App and web page records
__________
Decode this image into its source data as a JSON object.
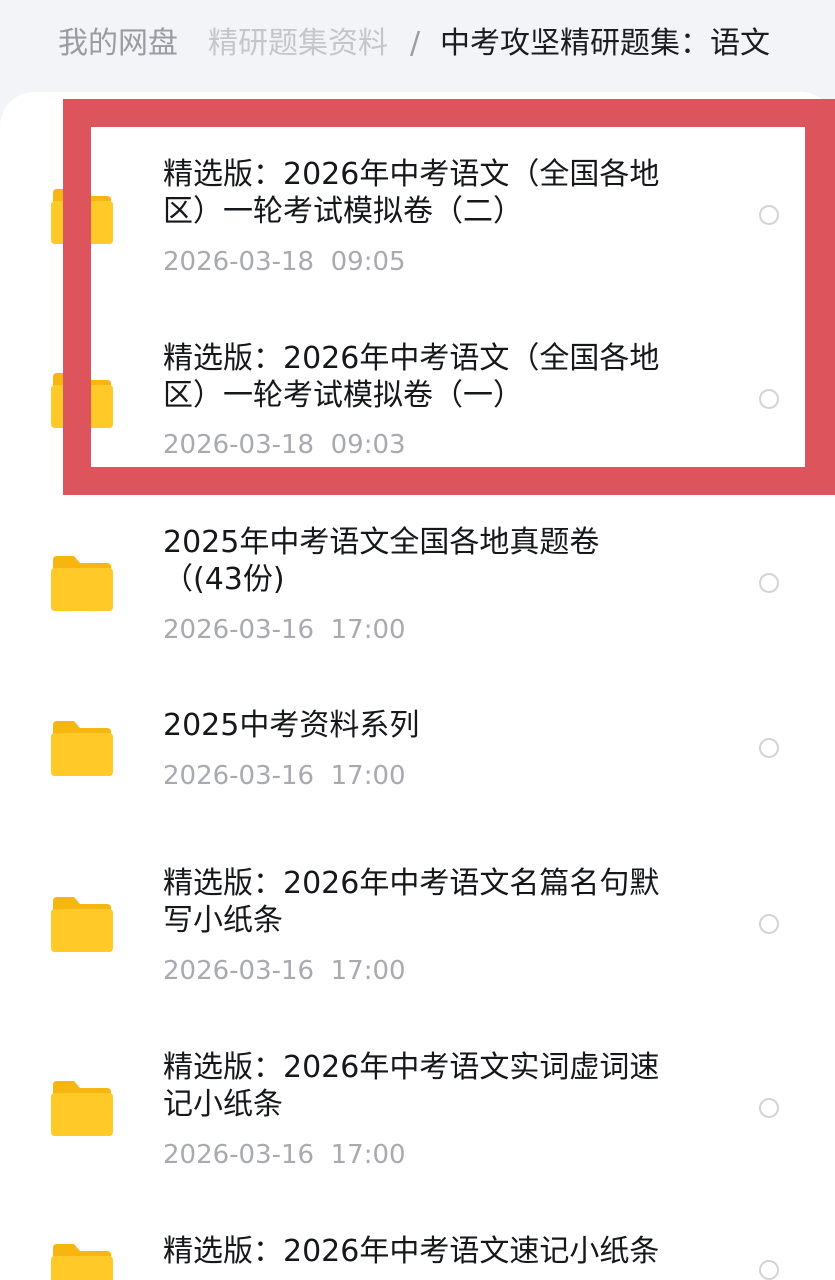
{
  "breadcrumb": {
    "home": "我的网盘",
    "parent": "精研题集资料",
    "separator": "/",
    "current": "中考攻坚精研题集：语文"
  },
  "folder_icon": "folder-icon",
  "colors": {
    "folder": "#ffc927",
    "highlight": "#dd545c",
    "date_text": "#a8aab0"
  },
  "files": [
    {
      "name_lines": [
        "精选版：2026年中考语文（全国各地",
        "区）一轮考试模拟卷（二）"
      ],
      "date": "2026-03-18  09:05"
    },
    {
      "name_lines": [
        "精选版：2026年中考语文（全国各地",
        "区）一轮考试模拟卷（一）"
      ],
      "date": "2026-03-18  09:03"
    },
    {
      "name_lines": [
        "2025年中考语文全国各地真题卷",
        "（(43份)"
      ],
      "date": "2026-03-16  17:00"
    },
    {
      "name_lines": [
        "2025中考资料系列"
      ],
      "date": "2026-03-16  17:00"
    },
    {
      "name_lines": [
        "精选版：2026年中考语文名篇名句默",
        "写小纸条"
      ],
      "date": "2026-03-16  17:00"
    },
    {
      "name_lines": [
        "精选版：2026年中考语文实词虚词速",
        "记小纸条"
      ],
      "date": "2026-03-16  17:00"
    },
    {
      "name_lines": [
        "精选版：2026年中考语文速记小纸条"
      ],
      "date": ""
    }
  ]
}
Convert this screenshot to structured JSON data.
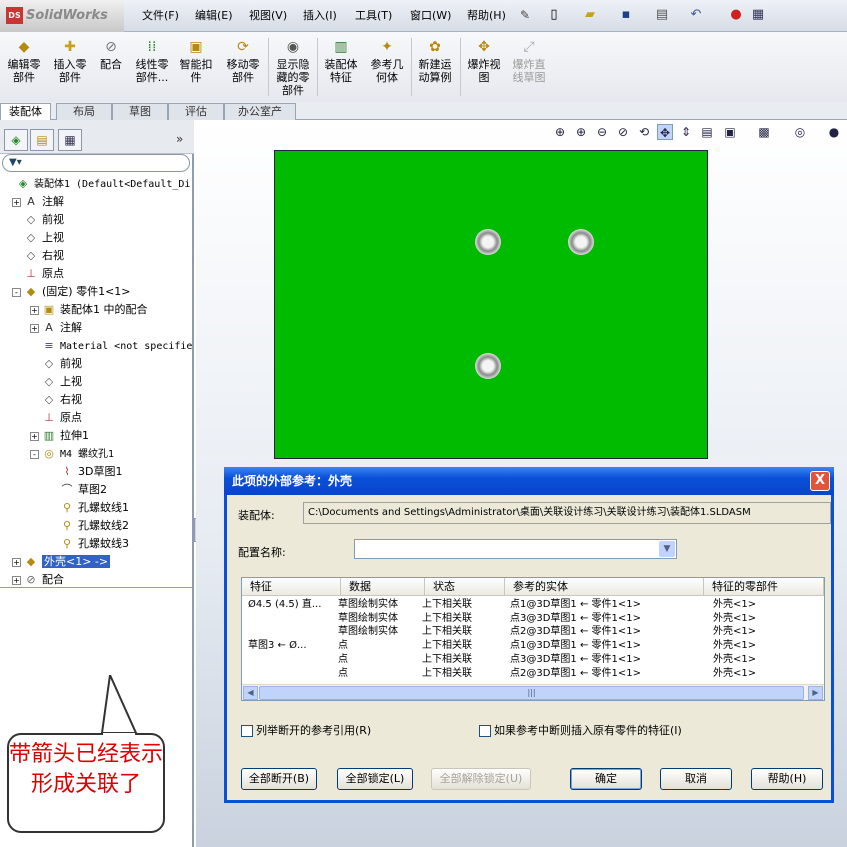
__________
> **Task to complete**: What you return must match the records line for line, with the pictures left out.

> **Result below**:
Decode this image into its source data as a JSON object.
{
  "breadcrumb": {
    "home": "我的网盘",
    "parent": "精研题集资料",
    "separator": "/",
    "current": "中考攻坚精研题集：语文"
  },
  "folder_icon": "folder-icon",
  "colors": {
    "folder": "#ffc927",
    "highlight": "#dd545c",
    "date_text": "#a8aab0"
  },
  "files": [
    {
      "name_lines": [
        "精选版：2026年中考语文（全国各地",
        "区）一轮考试模拟卷（二）"
      ],
      "date": "2026-03-18  09:05"
    },
    {
      "name_lines": [
        "精选版：2026年中考语文（全国各地",
        "区）一轮考试模拟卷（一）"
      ],
      "date": "2026-03-18  09:03"
    },
    {
      "name_lines": [
        "2025年中考语文全国各地真题卷",
        "（(43份)"
      ],
      "date": "2026-03-16  17:00"
    },
    {
      "name_lines": [
        "2025中考资料系列"
      ],
      "date": "2026-03-16  17:00"
    },
    {
      "name_lines": [
        "精选版：2026年中考语文名篇名句默",
        "写小纸条"
      ],
      "date": "2026-03-16  17:00"
    },
    {
      "name_lines": [
        "精选版：2026年中考语文实词虚词速",
        "记小纸条"
      ],
      "date": "2026-03-16  17:00"
    },
    {
      "name_lines": [
        "精选版：2026年中考语文速记小纸条"
      ],
      "date": ""
    }
  ]
}
Convert this screenshot to structured JSON data.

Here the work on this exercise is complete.